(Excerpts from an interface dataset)

◇ ◇ ◇

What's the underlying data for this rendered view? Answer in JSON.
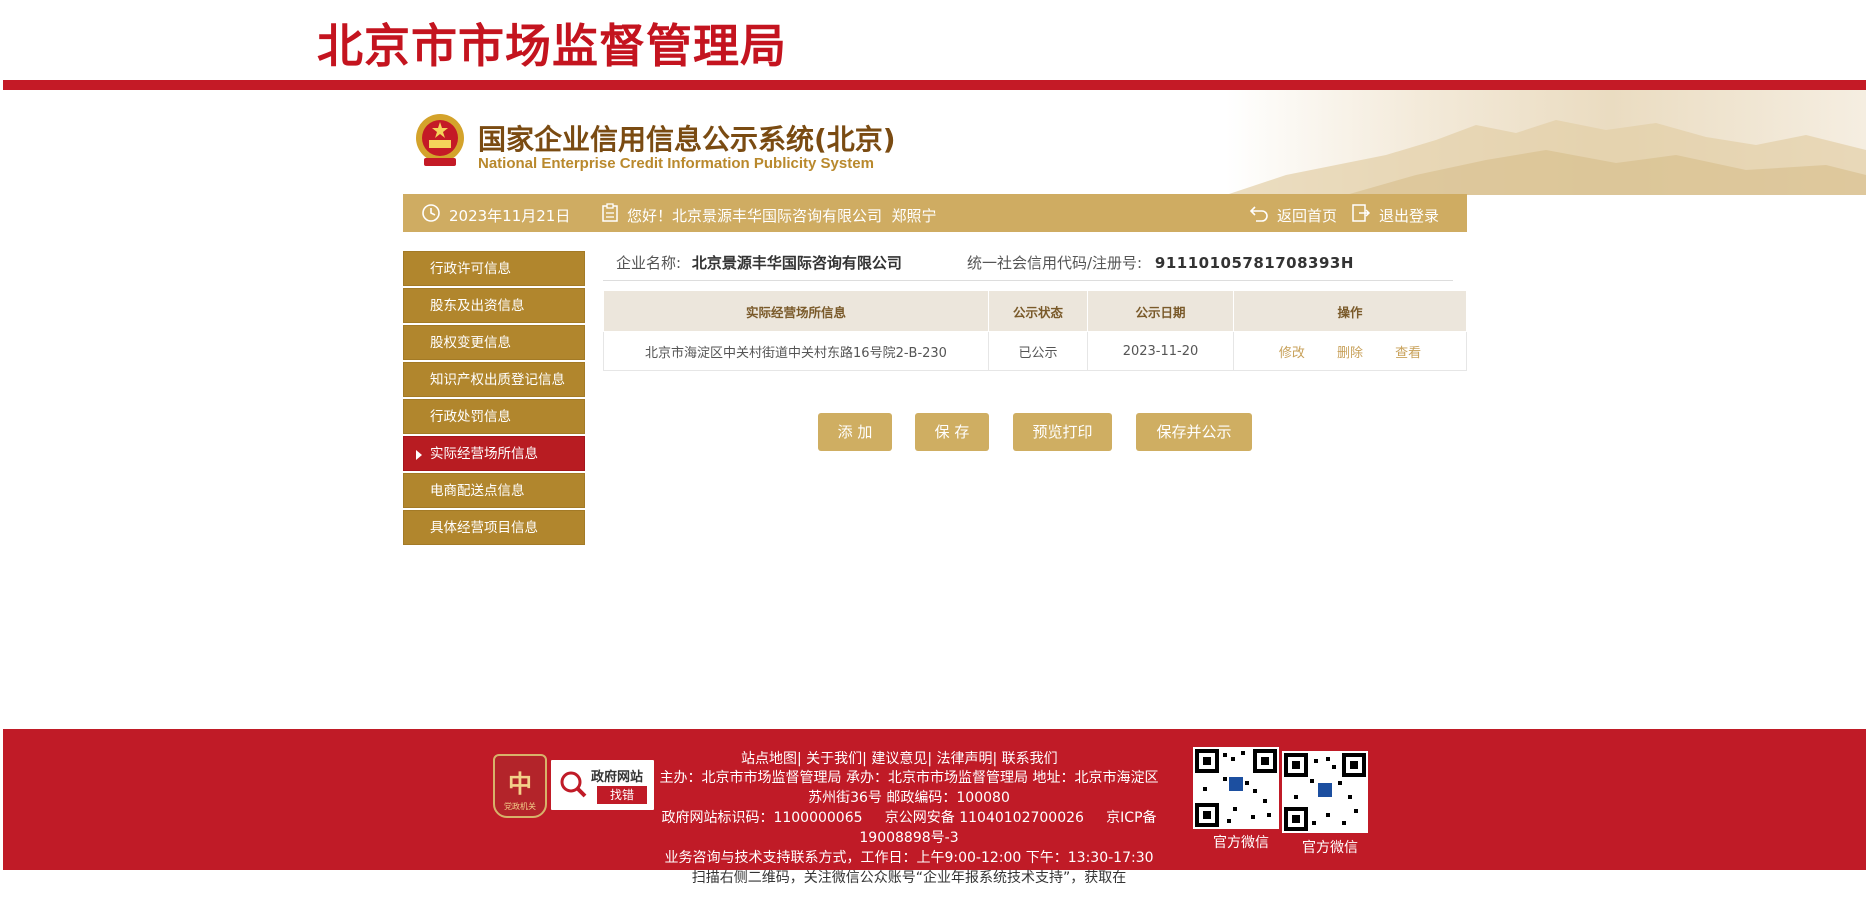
{
  "header": {
    "site_title": "北京市市场监督管理局",
    "system_title": "国家企业信用信息公示系统(北京)",
    "system_subtitle": "National Enterprise Credit Information Publicity System"
  },
  "infobar": {
    "date": "2023年11月21日",
    "greeting": "您好！北京景源丰华国际咨询有限公司  郑照宁",
    "home_link": "返回首页",
    "logout_link": "退出登录"
  },
  "sidebar": {
    "items": [
      {
        "label": "行政许可信息",
        "active": false
      },
      {
        "label": "股东及出资信息",
        "active": false
      },
      {
        "label": "股权变更信息",
        "active": false
      },
      {
        "label": "知识产权出质登记信息",
        "active": false
      },
      {
        "label": "行政处罚信息",
        "active": false
      },
      {
        "label": "实际经营场所信息",
        "active": true
      },
      {
        "label": "电商配送点信息",
        "active": false
      },
      {
        "label": "具体经营项目信息",
        "active": false
      }
    ]
  },
  "company": {
    "name_label": "企业名称:",
    "name": "北京景源丰华国际咨询有限公司",
    "credit_label": "统一社会信用代码/注册号:",
    "credit_code": "91110105781708393H"
  },
  "table": {
    "headers": [
      "实际经营场所信息",
      "公示状态",
      "公示日期",
      "操作"
    ],
    "rows": [
      {
        "address": "北京市海淀区中关村街道中关村东路16号院2-B-230",
        "status": "已公示",
        "date": "2023-11-20",
        "ops": [
          "修改",
          "删除",
          "查看"
        ]
      }
    ]
  },
  "buttons": {
    "add": "添 加",
    "save": "保 存",
    "preview_print": "预览打印",
    "save_publish": "保存并公示"
  },
  "footer": {
    "links": "站点地图| 关于我们| 建议意见| 法律声明| 联系我们",
    "host_line": "主办：北京市市场监督管理局 承办：北京市市场监督管理局 地址：北京市海淀区苏州街36号 邮政编码：100080",
    "id_line": "政府网站标识码：1100000065     京公网安备 11040102700026     京ICP备19008898号-3",
    "support_line": "业务咨询与技术支持联系方式，工作日：上午9:00-12:00 下午：13:30-17:30",
    "scan_line": "扫描右侧二维码，关注微信公众账号“企业年报系统技术支持”，获取在",
    "party_badge": "党政机关",
    "gov_badge_top": "政府网站",
    "gov_badge_bottom": "找错",
    "qr_label_1": "官方微信",
    "qr_label_2": "官方微信"
  },
  "colors": {
    "brand_red": "#c41a26",
    "gold": "#cfac62",
    "sidebar_gold": "#b1862d",
    "active_red": "#b81c22"
  }
}
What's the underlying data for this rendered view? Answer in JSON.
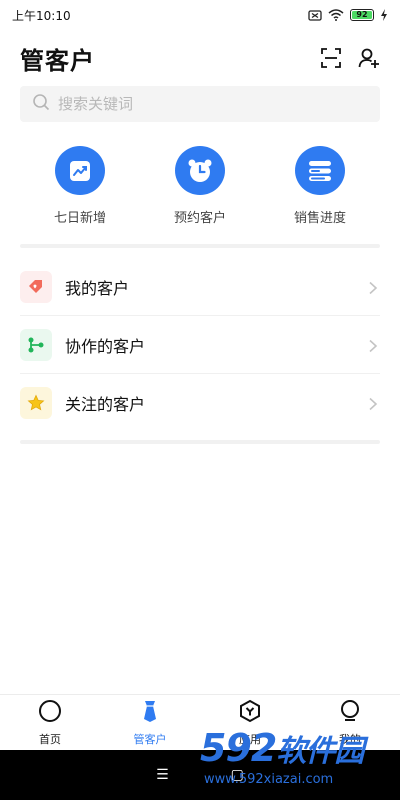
{
  "status_bar": {
    "time": "上午10:10",
    "battery": "92"
  },
  "header": {
    "title": "管客户"
  },
  "search": {
    "placeholder": "搜索关键词"
  },
  "quick_actions": [
    {
      "label": "七日新增",
      "icon": "trend-chart-icon"
    },
    {
      "label": "预约客户",
      "icon": "alarm-clock-icon"
    },
    {
      "label": "销售进度",
      "icon": "progress-list-icon"
    }
  ],
  "list": [
    {
      "label": "我的客户",
      "icon": "heart-tag-icon",
      "color": "#f26b5b",
      "bg": "#fdeeee"
    },
    {
      "label": "协作的客户",
      "icon": "share-nodes-icon",
      "color": "#22b55a",
      "bg": "#eaf8ef"
    },
    {
      "label": "关注的客户",
      "icon": "star-icon",
      "color": "#f7c419",
      "bg": "#fdf6dc"
    }
  ],
  "bottom_nav": [
    {
      "label": "首页",
      "icon": "home-circle-icon",
      "active": false
    },
    {
      "label": "管客户",
      "icon": "tie-icon",
      "active": true
    },
    {
      "label": "应用",
      "icon": "apps-hexagon-icon",
      "active": false
    },
    {
      "label": "我的",
      "icon": "profile-icon",
      "active": false
    }
  ],
  "system_bar": {
    "menu": "☰",
    "home": "▢"
  },
  "watermark": {
    "logo": "592",
    "logo_cn": "软件园",
    "url": "www.592xiazai.com"
  },
  "colors": {
    "accent": "#2f7bf1"
  }
}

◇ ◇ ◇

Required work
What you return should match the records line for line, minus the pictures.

Result
What's the underlying data for this rendered view? Answer in JSON.
{
  "header": {
    "site_title": "北京市市场监督管理局",
    "system_title": "国家企业信用信息公示系统(北京)",
    "system_subtitle": "National Enterprise Credit Information Publicity System"
  },
  "infobar": {
    "date": "2023年11月21日",
    "greeting": "您好！北京景源丰华国际咨询有限公司  郑照宁",
    "home_link": "返回首页",
    "logout_link": "退出登录"
  },
  "sidebar": {
    "items": [
      {
        "label": "行政许可信息",
        "active": false
      },
      {
        "label": "股东及出资信息",
        "active": false
      },
      {
        "label": "股权变更信息",
        "active": false
      },
      {
        "label": "知识产权出质登记信息",
        "active": false
      },
      {
        "label": "行政处罚信息",
        "active": false
      },
      {
        "label": "实际经营场所信息",
        "active": true
      },
      {
        "label": "电商配送点信息",
        "active": false
      },
      {
        "label": "具体经营项目信息",
        "active": false
      }
    ]
  },
  "company": {
    "name_label": "企业名称:",
    "name": "北京景源丰华国际咨询有限公司",
    "credit_label": "统一社会信用代码/注册号:",
    "credit_code": "91110105781708393H"
  },
  "table": {
    "headers": [
      "实际经营场所信息",
      "公示状态",
      "公示日期",
      "操作"
    ],
    "rows": [
      {
        "address": "北京市海淀区中关村街道中关村东路16号院2-B-230",
        "status": "已公示",
        "date": "2023-11-20",
        "ops": [
          "修改",
          "删除",
          "查看"
        ]
      }
    ]
  },
  "buttons": {
    "add": "添 加",
    "save": "保 存",
    "preview_print": "预览打印",
    "save_publish": "保存并公示"
  },
  "footer": {
    "links": "站点地图| 关于我们| 建议意见| 法律声明| 联系我们",
    "host_line": "主办：北京市市场监督管理局 承办：北京市市场监督管理局 地址：北京市海淀区苏州街36号 邮政编码：100080",
    "id_line": "政府网站标识码：1100000065     京公网安备 11040102700026     京ICP备19008898号-3",
    "support_line": "业务咨询与技术支持联系方式，工作日：上午9:00-12:00 下午：13:30-17:30",
    "scan_line": "扫描右侧二维码，关注微信公众账号“企业年报系统技术支持”，获取在",
    "party_badge": "党政机关",
    "gov_badge_top": "政府网站",
    "gov_badge_bottom": "找错",
    "qr_label_1": "官方微信",
    "qr_label_2": "官方微信"
  },
  "colors": {
    "brand_red": "#c41a26",
    "gold": "#cfac62",
    "sidebar_gold": "#b1862d",
    "active_red": "#b81c22"
  }
}
What's the underlying data for this rendered view? Answer in JSON.
{
  "status_bar": {
    "time": "上午10:10",
    "battery": "92"
  },
  "header": {
    "title": "管客户"
  },
  "search": {
    "placeholder": "搜索关键词"
  },
  "quick_actions": [
    {
      "label": "七日新增",
      "icon": "trend-chart-icon"
    },
    {
      "label": "预约客户",
      "icon": "alarm-clock-icon"
    },
    {
      "label": "销售进度",
      "icon": "progress-list-icon"
    }
  ],
  "list": [
    {
      "label": "我的客户",
      "icon": "heart-tag-icon",
      "color": "#f26b5b",
      "bg": "#fdeeee"
    },
    {
      "label": "协作的客户",
      "icon": "share-nodes-icon",
      "color": "#22b55a",
      "bg": "#eaf8ef"
    },
    {
      "label": "关注的客户",
      "icon": "star-icon",
      "color": "#f7c419",
      "bg": "#fdf6dc"
    }
  ],
  "bottom_nav": [
    {
      "label": "首页",
      "icon": "home-circle-icon",
      "active": false
    },
    {
      "label": "管客户",
      "icon": "tie-icon",
      "active": true
    },
    {
      "label": "应用",
      "icon": "apps-hexagon-icon",
      "active": false
    },
    {
      "label": "我的",
      "icon": "profile-icon",
      "active": false
    }
  ],
  "system_bar": {
    "menu": "☰",
    "home": "▢"
  },
  "watermark": {
    "logo": "592",
    "logo_cn": "软件园",
    "url": "www.592xiazai.com"
  },
  "colors": {
    "accent": "#2f7bf1"
  }
}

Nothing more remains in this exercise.